Michael On Everything Else

Censorship In Singapore

In addition to recently hitting the censorship wall, I’ve also read a couple of articles about censorship in Singapore. I came across the two articles while scanning through Flipboard.

The first article entails steps by the Singaporean government to restrict public servants from accessing the Internet while at work:

Public servants in Singapore will be blocked from accessing the internet on work computers from May next year.

The moves aims to plug "potential leaks from work e-mails and shared documents amid heightened security threats," the Straits Times newspaper said.

Officials said employees across government would also be barred from forwarding any work-related information to personal emails.

The justification for the censorship is:

The Infocomm Development Authority (IDA), the agency in charge of the change, said it would guard against cyber-attacks and create a "more secure working environment", Channel News Asia reported.

The second article I read is about the Singaporean government censoring the musical Les Miserables, which has a scene in which two men kiss.

The show’s organizer, MediaCorp VizPro, said the “peck on the lips” during the song “Beggars at the Feast” was supposed to be comical, but Singapore’s Media Development Authority (MDA) said the action was never included in the script when submitted for review and classification, the BBC reports. It therefore violated the General rating given to the musical.

We often see on TV where same-sex kisses or even the mention of an homosexual act can be censored, even if the contact is contextually not homosexual. It’s also common for words such as jihad or jihadi to be censored (we experienced this while watching episodes of Homeland).

For its entire fifty years of existence, Singapore has been ruled by a single party, the People’s Action Party (PAP), which has a liberal ring to it but is in fact a conservative party.

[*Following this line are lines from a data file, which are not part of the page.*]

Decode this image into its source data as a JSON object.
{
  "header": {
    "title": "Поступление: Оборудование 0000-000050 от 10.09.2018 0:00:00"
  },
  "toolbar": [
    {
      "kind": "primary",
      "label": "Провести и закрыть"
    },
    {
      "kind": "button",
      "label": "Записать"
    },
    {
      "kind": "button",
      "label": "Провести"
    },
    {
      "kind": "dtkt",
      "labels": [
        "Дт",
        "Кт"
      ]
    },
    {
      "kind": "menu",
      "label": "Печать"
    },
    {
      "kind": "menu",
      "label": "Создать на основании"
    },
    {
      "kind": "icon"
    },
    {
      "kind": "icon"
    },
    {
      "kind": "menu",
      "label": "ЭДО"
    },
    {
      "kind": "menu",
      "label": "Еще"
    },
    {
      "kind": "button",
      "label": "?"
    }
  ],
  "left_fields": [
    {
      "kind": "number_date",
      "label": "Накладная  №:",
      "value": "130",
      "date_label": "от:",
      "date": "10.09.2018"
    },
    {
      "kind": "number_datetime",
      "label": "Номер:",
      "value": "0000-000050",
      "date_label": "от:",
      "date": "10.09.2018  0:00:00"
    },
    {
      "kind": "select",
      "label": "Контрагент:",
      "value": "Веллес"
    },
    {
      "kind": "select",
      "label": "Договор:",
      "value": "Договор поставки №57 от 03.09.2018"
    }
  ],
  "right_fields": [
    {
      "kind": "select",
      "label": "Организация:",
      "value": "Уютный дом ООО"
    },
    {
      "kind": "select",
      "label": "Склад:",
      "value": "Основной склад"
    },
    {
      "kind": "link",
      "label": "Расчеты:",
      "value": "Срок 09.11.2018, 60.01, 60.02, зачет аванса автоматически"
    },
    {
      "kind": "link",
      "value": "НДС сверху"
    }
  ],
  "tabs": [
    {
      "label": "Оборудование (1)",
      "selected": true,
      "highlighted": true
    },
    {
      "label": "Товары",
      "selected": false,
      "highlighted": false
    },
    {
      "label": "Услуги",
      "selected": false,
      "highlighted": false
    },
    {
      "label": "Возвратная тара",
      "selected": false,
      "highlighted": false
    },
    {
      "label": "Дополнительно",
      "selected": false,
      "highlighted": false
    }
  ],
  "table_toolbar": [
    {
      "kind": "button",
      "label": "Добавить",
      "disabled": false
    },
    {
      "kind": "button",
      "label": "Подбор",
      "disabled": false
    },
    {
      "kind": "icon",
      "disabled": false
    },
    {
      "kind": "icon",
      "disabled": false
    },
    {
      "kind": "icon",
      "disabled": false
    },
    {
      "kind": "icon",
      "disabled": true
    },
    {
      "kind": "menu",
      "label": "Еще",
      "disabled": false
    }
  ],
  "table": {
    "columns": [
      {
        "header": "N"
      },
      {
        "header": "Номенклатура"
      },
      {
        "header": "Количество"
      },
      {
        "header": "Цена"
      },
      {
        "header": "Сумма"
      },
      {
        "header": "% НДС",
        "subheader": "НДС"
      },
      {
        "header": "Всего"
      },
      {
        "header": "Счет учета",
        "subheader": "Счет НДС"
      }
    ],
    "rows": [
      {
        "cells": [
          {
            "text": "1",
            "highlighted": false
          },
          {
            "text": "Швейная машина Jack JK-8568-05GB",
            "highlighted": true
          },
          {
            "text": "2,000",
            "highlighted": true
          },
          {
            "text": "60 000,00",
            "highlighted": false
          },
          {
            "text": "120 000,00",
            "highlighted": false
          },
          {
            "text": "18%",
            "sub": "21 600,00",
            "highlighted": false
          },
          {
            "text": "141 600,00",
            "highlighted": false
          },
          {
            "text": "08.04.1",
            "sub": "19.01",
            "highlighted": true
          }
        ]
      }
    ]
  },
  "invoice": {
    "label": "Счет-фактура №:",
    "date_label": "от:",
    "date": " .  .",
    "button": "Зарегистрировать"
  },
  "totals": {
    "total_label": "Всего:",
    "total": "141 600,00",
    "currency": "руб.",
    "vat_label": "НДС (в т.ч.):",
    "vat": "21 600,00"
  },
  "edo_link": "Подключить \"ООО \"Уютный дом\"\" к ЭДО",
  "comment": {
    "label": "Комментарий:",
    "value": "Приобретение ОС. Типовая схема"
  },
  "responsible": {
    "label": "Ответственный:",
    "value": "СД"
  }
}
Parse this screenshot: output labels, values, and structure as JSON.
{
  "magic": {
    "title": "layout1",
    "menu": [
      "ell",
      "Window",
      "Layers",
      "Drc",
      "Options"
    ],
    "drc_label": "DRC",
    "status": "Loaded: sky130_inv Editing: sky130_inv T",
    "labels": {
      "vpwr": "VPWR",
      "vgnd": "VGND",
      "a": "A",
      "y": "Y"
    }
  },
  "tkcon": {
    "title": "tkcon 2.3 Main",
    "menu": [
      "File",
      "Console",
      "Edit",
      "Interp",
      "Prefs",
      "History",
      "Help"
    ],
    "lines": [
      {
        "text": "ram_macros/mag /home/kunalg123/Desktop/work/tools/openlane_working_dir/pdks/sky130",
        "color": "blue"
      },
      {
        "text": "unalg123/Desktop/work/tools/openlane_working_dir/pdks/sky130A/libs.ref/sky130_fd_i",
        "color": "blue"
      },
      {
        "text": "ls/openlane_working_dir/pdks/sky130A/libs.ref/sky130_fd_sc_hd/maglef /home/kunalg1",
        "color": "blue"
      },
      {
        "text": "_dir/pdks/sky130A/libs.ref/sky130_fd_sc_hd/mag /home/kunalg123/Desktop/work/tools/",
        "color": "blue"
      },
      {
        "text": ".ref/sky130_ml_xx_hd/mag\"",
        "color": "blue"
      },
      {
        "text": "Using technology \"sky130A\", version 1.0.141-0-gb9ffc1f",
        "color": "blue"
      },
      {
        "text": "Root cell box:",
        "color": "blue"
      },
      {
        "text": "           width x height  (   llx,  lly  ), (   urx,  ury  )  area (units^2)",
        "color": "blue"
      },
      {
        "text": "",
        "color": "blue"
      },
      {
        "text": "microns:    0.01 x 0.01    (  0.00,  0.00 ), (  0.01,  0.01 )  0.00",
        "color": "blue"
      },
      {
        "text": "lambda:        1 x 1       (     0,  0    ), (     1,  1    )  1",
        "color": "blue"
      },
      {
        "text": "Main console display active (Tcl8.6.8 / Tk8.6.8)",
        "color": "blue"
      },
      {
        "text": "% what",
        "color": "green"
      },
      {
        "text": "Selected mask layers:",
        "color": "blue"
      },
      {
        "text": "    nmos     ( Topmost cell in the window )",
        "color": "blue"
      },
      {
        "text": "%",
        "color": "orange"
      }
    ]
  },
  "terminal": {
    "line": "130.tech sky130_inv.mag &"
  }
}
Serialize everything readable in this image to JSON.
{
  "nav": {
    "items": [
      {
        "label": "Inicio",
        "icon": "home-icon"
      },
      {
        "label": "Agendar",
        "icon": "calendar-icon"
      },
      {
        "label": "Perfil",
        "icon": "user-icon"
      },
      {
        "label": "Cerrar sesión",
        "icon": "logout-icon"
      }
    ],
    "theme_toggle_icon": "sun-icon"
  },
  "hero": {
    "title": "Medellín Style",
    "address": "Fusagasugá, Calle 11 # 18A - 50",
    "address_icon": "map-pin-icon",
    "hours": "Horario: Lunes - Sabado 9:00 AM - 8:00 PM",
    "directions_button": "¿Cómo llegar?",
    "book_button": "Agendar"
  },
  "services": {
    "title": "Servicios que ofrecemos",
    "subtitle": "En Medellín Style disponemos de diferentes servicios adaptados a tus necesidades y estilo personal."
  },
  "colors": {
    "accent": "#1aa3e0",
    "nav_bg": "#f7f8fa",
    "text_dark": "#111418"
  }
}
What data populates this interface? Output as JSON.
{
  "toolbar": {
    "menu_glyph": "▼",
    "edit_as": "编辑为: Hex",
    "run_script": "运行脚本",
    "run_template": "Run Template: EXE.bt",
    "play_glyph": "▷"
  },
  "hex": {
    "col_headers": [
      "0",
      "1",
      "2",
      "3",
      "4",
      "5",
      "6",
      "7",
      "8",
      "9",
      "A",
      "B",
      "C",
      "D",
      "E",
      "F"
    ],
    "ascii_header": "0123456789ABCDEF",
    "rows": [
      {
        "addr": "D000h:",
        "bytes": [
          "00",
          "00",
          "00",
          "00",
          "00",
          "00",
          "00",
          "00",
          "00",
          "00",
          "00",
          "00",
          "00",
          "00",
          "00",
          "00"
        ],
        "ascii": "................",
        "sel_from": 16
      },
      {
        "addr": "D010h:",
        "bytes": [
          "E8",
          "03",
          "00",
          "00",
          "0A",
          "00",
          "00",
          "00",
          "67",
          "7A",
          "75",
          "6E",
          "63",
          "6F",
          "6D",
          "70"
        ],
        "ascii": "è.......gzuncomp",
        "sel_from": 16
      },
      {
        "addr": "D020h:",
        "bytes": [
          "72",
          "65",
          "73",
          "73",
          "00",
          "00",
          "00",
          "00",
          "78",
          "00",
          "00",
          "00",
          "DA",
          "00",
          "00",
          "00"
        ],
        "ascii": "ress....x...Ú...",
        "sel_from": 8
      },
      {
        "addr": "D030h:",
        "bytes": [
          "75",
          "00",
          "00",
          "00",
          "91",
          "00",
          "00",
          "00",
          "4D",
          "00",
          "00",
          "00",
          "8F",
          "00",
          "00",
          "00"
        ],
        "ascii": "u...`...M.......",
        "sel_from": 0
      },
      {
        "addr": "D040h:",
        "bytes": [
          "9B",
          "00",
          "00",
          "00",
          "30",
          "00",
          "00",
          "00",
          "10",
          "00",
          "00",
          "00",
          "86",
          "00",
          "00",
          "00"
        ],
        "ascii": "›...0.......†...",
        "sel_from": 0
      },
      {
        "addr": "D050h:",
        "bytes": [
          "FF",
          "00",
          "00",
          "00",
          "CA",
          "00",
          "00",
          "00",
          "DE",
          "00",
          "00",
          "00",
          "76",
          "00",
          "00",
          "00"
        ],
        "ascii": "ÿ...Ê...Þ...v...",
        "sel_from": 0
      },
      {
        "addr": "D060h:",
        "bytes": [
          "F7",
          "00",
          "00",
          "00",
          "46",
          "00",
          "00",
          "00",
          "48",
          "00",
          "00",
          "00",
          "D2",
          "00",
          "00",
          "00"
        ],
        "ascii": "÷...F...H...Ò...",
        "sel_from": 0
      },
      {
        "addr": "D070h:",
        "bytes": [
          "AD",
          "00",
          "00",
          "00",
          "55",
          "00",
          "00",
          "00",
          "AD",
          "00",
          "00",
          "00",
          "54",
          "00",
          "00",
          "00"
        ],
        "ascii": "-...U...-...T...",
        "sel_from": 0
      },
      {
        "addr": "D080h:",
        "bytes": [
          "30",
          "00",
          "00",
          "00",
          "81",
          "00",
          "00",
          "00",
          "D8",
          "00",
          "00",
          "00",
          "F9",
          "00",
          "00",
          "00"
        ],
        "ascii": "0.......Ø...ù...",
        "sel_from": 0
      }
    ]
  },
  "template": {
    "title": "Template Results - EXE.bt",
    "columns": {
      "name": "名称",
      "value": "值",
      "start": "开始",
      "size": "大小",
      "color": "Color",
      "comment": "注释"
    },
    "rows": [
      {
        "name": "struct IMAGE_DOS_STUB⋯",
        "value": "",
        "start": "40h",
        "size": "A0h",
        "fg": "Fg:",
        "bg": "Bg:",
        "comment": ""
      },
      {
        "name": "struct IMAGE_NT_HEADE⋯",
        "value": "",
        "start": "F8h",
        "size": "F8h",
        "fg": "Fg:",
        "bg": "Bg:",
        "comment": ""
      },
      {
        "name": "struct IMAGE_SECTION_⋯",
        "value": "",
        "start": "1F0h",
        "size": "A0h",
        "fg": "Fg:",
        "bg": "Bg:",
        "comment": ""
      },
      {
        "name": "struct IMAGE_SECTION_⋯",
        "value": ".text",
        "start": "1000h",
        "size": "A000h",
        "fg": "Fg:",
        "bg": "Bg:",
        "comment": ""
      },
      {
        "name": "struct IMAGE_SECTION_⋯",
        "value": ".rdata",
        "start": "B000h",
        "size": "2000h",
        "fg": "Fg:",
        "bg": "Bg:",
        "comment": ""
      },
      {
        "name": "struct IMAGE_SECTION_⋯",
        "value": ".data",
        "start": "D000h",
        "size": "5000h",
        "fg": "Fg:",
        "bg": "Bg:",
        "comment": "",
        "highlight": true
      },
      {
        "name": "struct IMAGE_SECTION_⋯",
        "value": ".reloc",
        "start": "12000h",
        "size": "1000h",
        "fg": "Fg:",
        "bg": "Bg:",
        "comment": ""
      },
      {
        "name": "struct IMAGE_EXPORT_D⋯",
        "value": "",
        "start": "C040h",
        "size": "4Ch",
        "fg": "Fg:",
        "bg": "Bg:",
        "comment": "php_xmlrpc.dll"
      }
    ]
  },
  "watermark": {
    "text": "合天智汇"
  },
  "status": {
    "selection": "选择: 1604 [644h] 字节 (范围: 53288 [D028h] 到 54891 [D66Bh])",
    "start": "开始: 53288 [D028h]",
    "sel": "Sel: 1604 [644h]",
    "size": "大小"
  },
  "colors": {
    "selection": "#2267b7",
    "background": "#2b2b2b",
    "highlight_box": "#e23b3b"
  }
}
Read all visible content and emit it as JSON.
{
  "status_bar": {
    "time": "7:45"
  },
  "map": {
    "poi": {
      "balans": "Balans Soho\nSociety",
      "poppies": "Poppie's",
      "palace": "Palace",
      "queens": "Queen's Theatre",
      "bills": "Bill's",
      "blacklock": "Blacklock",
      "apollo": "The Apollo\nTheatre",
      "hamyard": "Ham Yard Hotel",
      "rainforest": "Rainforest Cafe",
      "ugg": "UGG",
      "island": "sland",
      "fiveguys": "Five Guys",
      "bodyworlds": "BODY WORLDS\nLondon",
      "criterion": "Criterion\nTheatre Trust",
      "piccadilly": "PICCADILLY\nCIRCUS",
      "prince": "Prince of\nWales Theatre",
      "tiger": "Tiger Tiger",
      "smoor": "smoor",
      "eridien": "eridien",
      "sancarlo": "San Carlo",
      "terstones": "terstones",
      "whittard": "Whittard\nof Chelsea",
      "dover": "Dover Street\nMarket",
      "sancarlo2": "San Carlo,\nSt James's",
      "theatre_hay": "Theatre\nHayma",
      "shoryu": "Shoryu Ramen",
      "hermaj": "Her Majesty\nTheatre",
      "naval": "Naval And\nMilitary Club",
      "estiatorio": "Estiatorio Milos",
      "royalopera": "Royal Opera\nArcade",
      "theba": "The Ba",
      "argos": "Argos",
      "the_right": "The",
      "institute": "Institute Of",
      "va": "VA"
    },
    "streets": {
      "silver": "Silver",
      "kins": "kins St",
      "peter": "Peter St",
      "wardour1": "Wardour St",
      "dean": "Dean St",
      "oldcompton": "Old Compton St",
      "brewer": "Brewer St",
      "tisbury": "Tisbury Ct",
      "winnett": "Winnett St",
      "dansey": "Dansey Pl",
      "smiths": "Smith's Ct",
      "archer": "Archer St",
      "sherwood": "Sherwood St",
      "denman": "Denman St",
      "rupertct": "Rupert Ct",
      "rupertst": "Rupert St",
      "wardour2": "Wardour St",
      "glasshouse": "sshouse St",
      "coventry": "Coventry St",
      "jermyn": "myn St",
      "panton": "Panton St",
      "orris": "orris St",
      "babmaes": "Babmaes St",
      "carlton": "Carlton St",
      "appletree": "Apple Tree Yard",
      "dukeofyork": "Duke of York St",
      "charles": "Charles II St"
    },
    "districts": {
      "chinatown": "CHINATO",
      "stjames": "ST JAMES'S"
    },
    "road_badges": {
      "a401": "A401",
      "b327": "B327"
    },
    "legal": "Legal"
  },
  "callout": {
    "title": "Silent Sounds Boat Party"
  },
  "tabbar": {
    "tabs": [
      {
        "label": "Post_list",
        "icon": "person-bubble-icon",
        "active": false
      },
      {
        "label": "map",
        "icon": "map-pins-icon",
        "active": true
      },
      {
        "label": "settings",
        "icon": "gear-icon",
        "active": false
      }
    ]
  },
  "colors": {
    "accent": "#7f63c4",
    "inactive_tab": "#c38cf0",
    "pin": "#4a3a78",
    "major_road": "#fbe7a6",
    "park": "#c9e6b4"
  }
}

Two issues that deserve scrutiny, in my opinion, are the censorship laws as well as the ethnic integration policy, in which

Social housing can be owned/sold by the tenants, as in some parts of the UK (since Margaret Thatcher’s right to buy policy). But there is an additional twist compared to the UK’s Right to buy policy: it is not possible to sell to a buyer from a community that is overrepresented in the neighborhood compared to the national fraction of, say, Chinese. (citiesblogger.wordpress.com)

Censorship and ethnic integration policies both curtail freedoms in the name of the “greater good” but all-too-often become means to keep a people “governable.” Sometimes I wonder if these policies, in addition to other social and governmental restrictions are what gives Singapore its “sterile” and “passionless” feeling.